PROBLEM DETAILS:
Your result should be the lines holding the word "text", copied from the entries below.

Source records:
◇ ◇ ◇ ◇ ◇ ◇ ◇

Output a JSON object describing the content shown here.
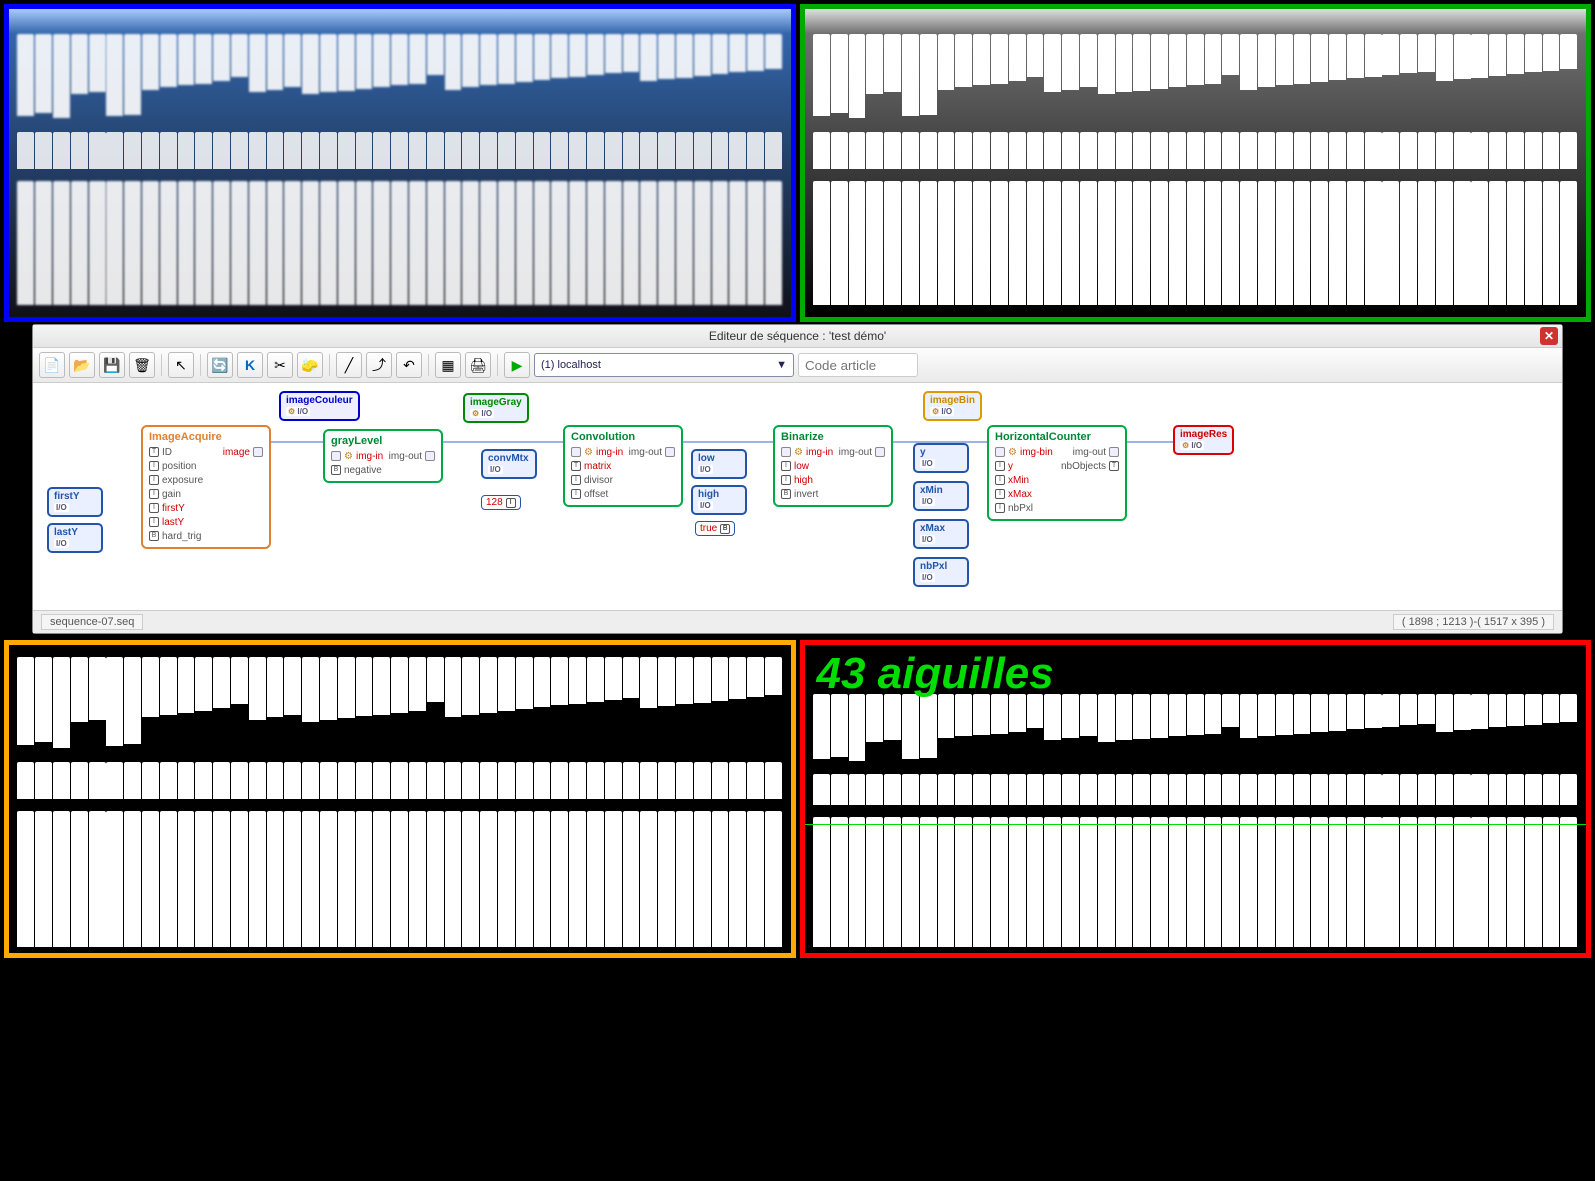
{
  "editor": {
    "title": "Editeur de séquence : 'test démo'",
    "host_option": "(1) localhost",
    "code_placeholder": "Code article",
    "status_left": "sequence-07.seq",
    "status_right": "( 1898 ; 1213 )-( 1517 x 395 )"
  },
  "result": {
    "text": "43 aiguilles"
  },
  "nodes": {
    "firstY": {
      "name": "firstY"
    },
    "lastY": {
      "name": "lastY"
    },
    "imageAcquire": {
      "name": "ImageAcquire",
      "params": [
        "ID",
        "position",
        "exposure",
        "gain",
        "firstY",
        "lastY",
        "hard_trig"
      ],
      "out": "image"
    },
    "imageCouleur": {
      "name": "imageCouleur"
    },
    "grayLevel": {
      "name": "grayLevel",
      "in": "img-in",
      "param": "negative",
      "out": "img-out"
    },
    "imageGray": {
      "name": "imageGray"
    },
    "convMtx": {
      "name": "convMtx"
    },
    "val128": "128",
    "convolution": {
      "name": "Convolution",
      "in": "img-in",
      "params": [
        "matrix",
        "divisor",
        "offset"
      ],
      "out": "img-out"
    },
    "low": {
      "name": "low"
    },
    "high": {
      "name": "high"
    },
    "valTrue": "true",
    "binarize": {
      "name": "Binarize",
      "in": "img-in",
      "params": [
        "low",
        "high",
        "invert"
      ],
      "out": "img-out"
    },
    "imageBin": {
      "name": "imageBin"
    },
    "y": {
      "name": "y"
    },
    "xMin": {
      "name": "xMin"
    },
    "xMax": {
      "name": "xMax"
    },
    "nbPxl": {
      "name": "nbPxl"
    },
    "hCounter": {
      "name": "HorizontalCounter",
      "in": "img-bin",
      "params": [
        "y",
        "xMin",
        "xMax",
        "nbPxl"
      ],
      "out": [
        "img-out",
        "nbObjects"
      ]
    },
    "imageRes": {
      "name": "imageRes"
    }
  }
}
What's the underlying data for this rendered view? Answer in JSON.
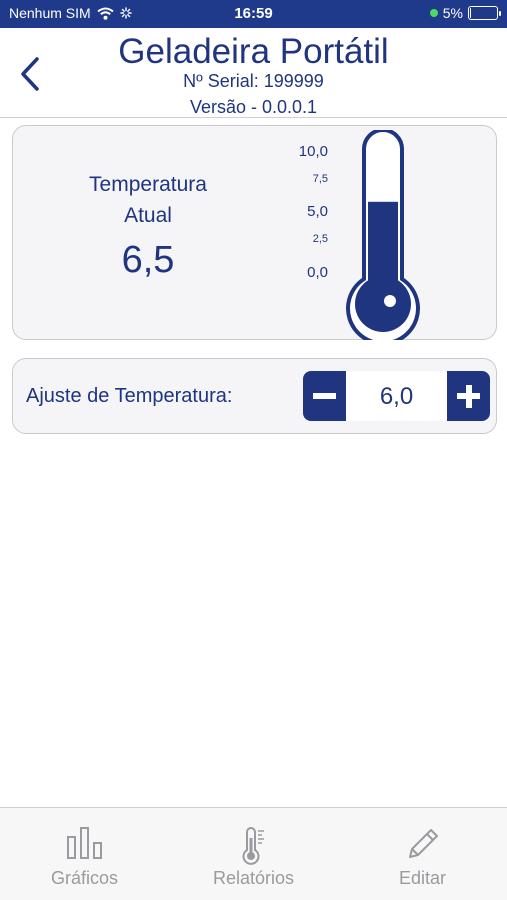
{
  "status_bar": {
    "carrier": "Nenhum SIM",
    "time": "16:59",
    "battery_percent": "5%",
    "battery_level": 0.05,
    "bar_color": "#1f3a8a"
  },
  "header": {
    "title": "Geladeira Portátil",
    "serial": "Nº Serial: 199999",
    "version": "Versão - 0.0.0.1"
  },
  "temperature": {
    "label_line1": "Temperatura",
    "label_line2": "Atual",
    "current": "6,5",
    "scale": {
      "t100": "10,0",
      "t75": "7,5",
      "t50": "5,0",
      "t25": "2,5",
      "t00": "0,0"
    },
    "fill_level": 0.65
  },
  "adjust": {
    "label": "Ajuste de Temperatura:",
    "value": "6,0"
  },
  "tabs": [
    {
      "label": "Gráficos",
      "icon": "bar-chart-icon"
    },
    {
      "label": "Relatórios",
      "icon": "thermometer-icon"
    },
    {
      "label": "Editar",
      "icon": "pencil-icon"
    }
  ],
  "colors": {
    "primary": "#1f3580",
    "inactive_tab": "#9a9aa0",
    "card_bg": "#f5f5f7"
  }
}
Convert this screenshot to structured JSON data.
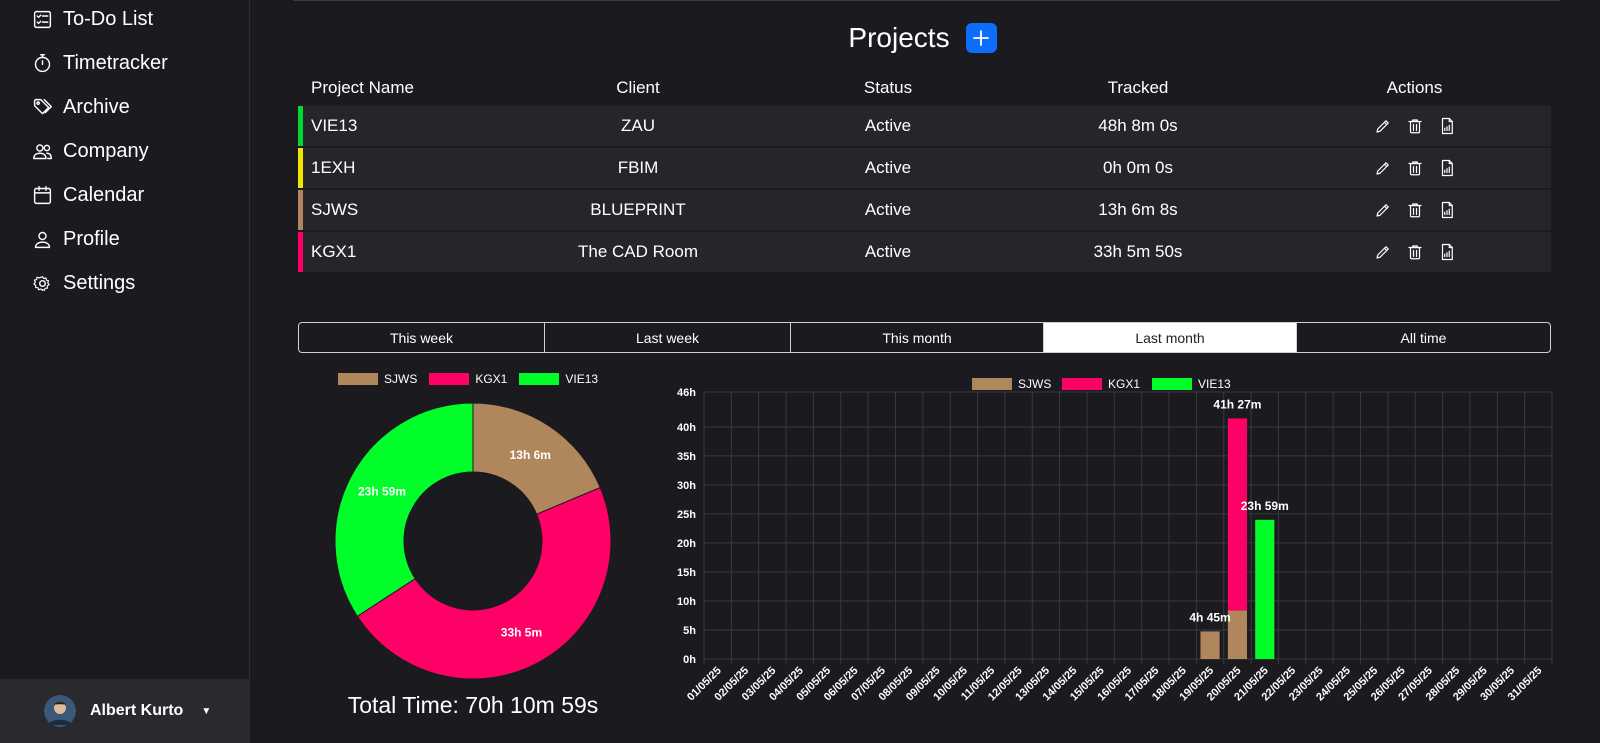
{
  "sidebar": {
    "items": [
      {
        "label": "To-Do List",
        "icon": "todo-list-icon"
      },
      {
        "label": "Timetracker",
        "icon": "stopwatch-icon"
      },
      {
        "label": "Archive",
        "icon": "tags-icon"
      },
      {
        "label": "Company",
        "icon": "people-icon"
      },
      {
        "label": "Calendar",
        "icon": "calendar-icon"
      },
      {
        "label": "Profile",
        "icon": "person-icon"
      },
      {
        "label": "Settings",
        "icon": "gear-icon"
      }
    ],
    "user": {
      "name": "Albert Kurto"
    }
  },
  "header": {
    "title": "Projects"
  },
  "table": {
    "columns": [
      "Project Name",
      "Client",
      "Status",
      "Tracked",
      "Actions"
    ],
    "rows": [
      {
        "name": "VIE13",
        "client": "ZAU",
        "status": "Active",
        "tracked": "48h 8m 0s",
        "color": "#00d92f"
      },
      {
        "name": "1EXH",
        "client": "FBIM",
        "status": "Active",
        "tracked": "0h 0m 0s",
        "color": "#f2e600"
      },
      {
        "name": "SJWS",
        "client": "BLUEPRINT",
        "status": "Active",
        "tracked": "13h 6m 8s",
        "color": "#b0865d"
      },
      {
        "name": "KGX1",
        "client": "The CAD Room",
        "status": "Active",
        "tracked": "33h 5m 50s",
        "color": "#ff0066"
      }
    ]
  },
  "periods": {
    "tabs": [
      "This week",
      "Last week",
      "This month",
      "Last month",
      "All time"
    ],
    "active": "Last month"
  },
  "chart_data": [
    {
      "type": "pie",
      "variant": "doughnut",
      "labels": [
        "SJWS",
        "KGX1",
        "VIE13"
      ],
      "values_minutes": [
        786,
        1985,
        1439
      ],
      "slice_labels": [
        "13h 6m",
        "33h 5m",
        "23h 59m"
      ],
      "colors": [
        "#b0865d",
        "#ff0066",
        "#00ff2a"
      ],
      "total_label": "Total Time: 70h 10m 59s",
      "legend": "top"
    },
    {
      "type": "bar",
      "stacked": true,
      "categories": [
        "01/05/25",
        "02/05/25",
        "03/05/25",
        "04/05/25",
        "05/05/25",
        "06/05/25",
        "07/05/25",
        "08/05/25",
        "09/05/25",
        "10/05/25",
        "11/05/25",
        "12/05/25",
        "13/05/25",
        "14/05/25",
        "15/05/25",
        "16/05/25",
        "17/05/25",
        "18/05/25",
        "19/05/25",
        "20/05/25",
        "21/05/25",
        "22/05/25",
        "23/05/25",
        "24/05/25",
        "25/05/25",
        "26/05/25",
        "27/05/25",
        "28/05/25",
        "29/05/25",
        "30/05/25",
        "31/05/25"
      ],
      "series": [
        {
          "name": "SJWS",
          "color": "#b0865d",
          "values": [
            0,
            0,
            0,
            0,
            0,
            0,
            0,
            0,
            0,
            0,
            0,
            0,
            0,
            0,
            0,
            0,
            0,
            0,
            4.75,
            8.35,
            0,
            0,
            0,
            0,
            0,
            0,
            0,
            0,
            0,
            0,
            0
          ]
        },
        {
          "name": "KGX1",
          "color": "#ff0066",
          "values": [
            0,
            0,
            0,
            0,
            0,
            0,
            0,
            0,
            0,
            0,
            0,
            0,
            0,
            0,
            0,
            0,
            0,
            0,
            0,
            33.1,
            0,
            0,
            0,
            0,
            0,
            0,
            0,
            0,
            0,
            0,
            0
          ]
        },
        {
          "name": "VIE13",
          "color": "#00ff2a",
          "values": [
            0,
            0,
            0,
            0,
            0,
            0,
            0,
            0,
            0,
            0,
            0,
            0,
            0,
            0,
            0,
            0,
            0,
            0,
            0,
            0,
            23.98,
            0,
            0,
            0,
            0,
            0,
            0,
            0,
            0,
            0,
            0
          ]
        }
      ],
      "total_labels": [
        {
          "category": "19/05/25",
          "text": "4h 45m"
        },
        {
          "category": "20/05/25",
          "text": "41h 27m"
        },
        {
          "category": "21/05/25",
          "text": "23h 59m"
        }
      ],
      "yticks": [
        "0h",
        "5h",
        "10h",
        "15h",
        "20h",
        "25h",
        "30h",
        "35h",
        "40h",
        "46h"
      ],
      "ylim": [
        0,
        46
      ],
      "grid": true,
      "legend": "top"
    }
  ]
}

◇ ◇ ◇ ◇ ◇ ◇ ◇

ANSWER BELOW:
    "text": "43 aiguilles"
          "text": "4h 45m"
          "text": "41h 27m"
          "text": "23h 59m"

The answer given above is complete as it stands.